## Work order
State how many lines of the records contain the string "that". Give the number alone.

--- Records for this exercise Enclosed Below ---

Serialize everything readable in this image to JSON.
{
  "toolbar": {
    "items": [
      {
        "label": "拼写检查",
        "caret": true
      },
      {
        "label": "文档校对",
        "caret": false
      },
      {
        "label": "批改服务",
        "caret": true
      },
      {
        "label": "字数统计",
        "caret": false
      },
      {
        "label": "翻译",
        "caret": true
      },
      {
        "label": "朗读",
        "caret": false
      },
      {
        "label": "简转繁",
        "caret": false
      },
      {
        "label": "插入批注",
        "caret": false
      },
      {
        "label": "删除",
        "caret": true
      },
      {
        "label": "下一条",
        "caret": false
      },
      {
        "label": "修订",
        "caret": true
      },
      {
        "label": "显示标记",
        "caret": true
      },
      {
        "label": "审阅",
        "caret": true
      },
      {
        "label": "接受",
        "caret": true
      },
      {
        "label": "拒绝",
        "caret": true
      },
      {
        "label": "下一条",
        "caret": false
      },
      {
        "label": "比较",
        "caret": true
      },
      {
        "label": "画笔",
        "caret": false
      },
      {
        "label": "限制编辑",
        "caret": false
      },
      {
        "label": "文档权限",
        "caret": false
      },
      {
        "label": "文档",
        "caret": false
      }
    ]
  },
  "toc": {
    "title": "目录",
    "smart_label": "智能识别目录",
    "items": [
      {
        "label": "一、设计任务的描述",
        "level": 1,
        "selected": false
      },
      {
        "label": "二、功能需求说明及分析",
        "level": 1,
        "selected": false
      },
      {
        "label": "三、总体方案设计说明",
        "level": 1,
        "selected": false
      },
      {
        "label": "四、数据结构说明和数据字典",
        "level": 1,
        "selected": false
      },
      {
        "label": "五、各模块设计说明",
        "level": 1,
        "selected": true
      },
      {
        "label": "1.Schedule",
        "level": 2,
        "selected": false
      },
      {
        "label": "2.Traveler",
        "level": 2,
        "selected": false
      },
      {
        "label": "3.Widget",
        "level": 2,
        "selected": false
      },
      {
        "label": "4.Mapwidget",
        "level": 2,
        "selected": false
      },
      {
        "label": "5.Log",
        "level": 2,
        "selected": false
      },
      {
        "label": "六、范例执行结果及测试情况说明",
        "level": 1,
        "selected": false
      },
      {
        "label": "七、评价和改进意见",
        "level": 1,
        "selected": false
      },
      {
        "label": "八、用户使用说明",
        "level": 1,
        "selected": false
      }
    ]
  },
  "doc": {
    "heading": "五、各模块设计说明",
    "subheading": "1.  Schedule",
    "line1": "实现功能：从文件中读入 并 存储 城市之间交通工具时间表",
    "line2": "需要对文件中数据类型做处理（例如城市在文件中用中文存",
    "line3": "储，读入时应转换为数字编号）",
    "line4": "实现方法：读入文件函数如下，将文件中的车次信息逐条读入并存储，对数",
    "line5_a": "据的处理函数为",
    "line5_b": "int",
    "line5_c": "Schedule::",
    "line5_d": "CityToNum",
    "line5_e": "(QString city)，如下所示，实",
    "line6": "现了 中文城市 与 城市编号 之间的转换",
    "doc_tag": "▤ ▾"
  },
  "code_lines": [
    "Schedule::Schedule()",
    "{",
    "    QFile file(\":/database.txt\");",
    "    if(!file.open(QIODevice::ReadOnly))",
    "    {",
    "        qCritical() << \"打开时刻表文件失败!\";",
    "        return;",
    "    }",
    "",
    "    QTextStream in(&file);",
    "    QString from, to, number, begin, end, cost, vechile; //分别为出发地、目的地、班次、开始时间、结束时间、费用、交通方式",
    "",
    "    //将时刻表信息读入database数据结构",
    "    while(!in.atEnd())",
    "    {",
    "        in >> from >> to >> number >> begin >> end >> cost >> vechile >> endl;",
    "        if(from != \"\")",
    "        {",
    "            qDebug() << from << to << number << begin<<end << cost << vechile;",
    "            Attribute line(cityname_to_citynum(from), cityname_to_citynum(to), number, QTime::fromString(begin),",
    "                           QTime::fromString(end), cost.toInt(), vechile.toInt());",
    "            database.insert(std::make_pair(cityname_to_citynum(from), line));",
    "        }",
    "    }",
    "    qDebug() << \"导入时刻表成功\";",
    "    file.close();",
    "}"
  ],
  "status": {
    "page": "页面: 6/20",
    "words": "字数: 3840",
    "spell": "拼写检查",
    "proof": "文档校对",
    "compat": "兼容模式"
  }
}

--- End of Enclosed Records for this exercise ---
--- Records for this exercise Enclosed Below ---

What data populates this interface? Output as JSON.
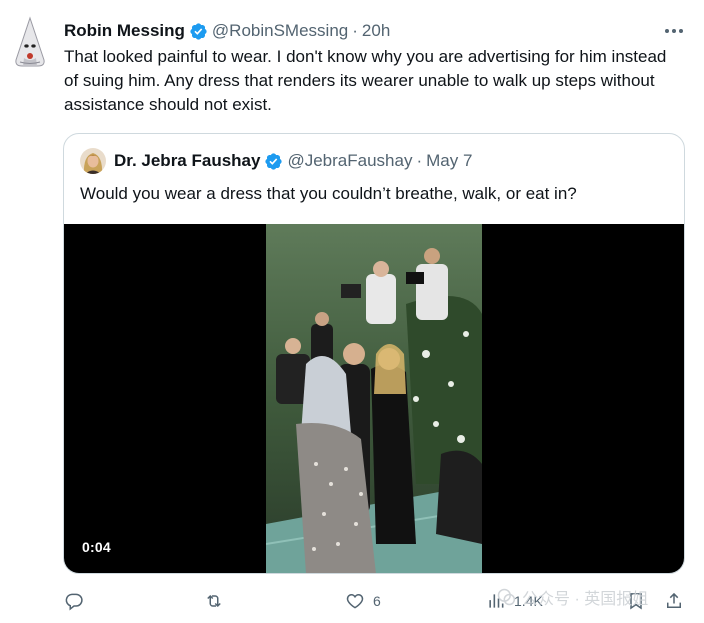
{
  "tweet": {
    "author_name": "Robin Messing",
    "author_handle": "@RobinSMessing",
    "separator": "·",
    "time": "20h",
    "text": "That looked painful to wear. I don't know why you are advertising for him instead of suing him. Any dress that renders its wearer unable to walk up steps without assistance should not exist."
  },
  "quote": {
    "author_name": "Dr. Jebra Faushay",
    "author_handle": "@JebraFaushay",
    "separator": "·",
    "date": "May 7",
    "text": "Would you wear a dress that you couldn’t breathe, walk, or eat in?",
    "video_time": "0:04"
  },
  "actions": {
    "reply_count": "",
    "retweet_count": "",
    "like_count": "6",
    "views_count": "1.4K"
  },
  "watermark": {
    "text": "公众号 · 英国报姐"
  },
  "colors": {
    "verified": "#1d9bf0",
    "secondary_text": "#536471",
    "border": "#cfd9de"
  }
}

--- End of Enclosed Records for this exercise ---

## Answer to this exercise
2